They're teeing off this morning in Augusta, Ga. It's the Masters, the first of the "major" tournaments for men each year.

The human toll from the financial crisis in Greece now has a human face.

After 77-year-old retired pharmacist Dimitris Christoulas killed himself Wednesday outside the parliament building in Athens, a suicide note he left was reported to say that he felt he must take a "dignified end to my life" because austerity measures and "annihilated all traces for my survival," particularly his pension.

The last big ice age ended about 11,000 years ago, and not a moment too soon — it made a lot more of the world livable, at least for humans.

But exactly what caused the big thaw isn't clear, and new research suggests that a wobble in the Earth kicked off a complicated process that changed the whole planet.
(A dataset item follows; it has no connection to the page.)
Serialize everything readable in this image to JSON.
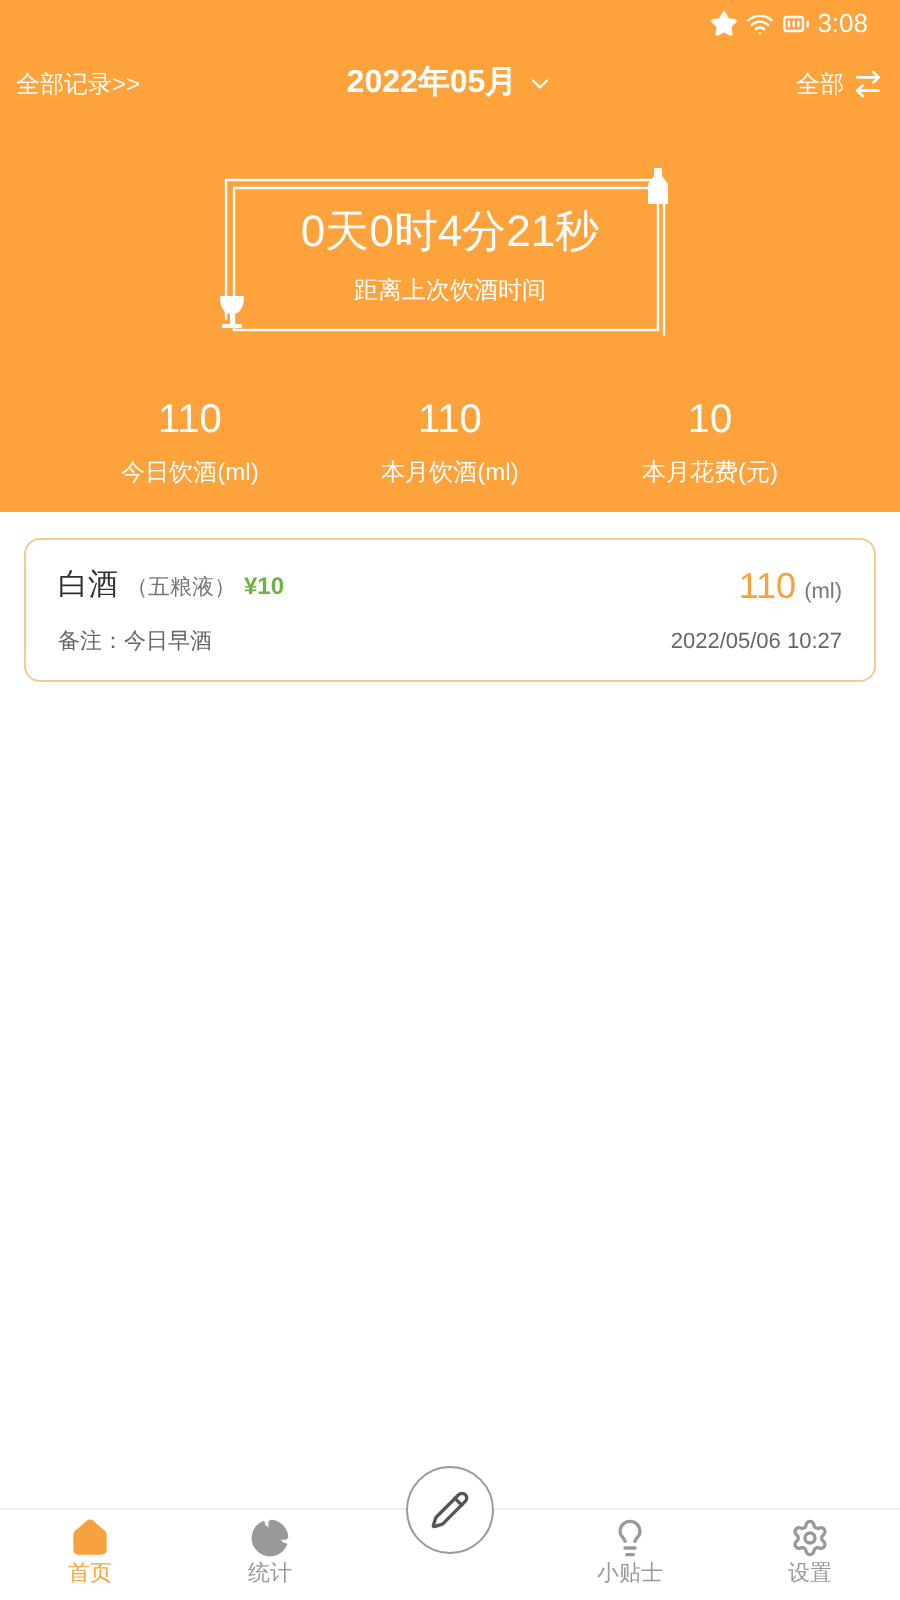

Ice tells the history of the Earth's climate: Air bubbles in ice reveal what the atmosphere was like and what the temperature was. And scientists can read this ice, even if it's been buried for thousands of years.
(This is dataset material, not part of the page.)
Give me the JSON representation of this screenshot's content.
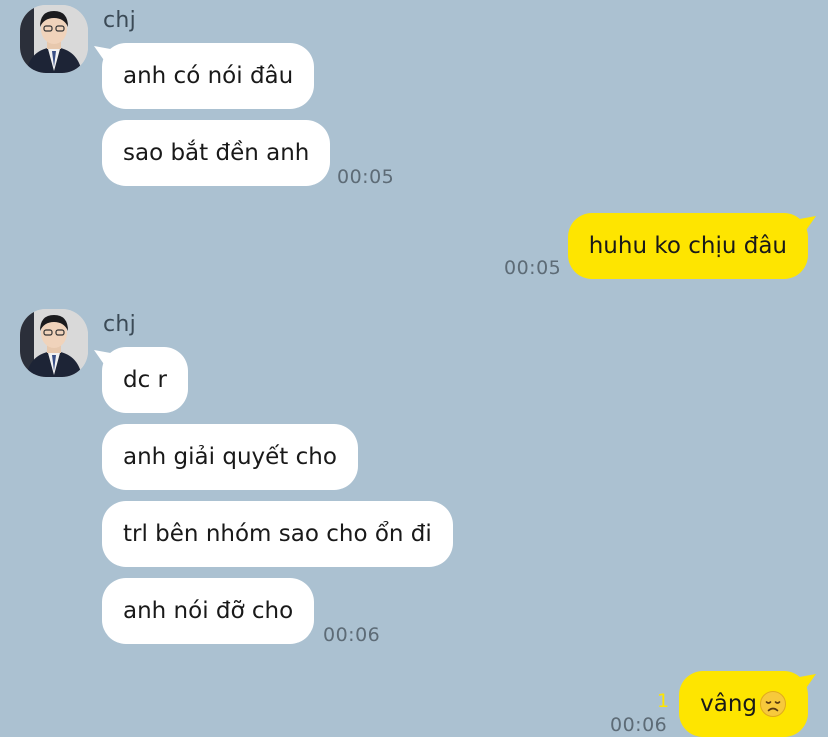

Six-term Republican Sen. Richard Lugar of Indiana is facing his first primary challenge since winning the job in the 1970s. The race is attracting big money from outside groups and superPACs, and is seen as a test of the strength of the Tea Party movement versus the power of incumbency.

Two of America's best-known companies, Coca-Cola and PepsiCo, have dropped their memberships in the American Legislative Exchange Council, a low-profile conservative organization behind the national proliferation of "stand your ground" gun laws.

If there's one building in Jerusalem that represents the city's tangle of religions, this is it. The ground floor is a Jewish holy site said to house the tomb of the biblical King David. The second floor is the Cenacle, a Christian holy site, the room believed to be the site of Jesus' Last Supper. On the roof, there's an old minaret from when this place was marked a Muslim holy site.

One building, three religions, decades of property disputes. And the fight isn't over.

April 6 marks the 20th anniversary of the start of the Bosnian war and the siege of Sarajevo. It was the longest siege of a capital city in modern history, and produced the worst atrocities in Europe since World War II.

Over three-and-a-half years of war, 100,000 people were killed, and half of Bosnia's population of 4.4 million — made up of a plurality of Muslims — fled their homes.

A final report from Los Angeles coroner is shedding some light on Whitney Houston's last hours.

According to the report, the pop super star complained of a sore throat and an assistant suggested she take a bath. By the time the assistant got back to the room after running an errand, she found Houston lying face down on in the tub "in approximately 13-inches of water," People Magazine reports.

What's plentiful in upstate New York? Cows and prison inmates, to name a few things.

Reformists in the two communities don't make natural allies, but organizer Lauren Melodia is trying to do just that.

"I was living in this prison town, and at the same time, the dairy industry was in a lot of turmoil," Melodia tells The Salt. "We thought this [dairy] might be the perfect ally in trying to build a different economy in upstate New York, and shift some of the economic dependency away from the prison system."

Much of the Republican political establishment, many GOP voters and political analysts were telling Rick Santorum that the time had come for him to end his quest for his party's presidential nomination even before Tuesday when he failed to win any of three primaries.

Those calls had only increased by Wednesday as Santorum fell further behind Romney in the delegate count.

Growing up in Miami, there seemed to be two eternal debates: When Castro would finally kick the bucket and when the city would get its act together and strike a deal for Los Marlins to finally get their own stadium. The franchise spent its first 19 years sharing a stadium with the Miami Dolphins. For baseball, the stadium was cavernous and uninviting.

Just over half of Americans of Spanish-speaking origin have no preference between the terms "Hispanic" and "Latino," according to new data from the Pew Hispanic Center.

Of those with a preference, 33 percent preferred "Hispanic," versus the 14 percent who said "Latino" better describes them.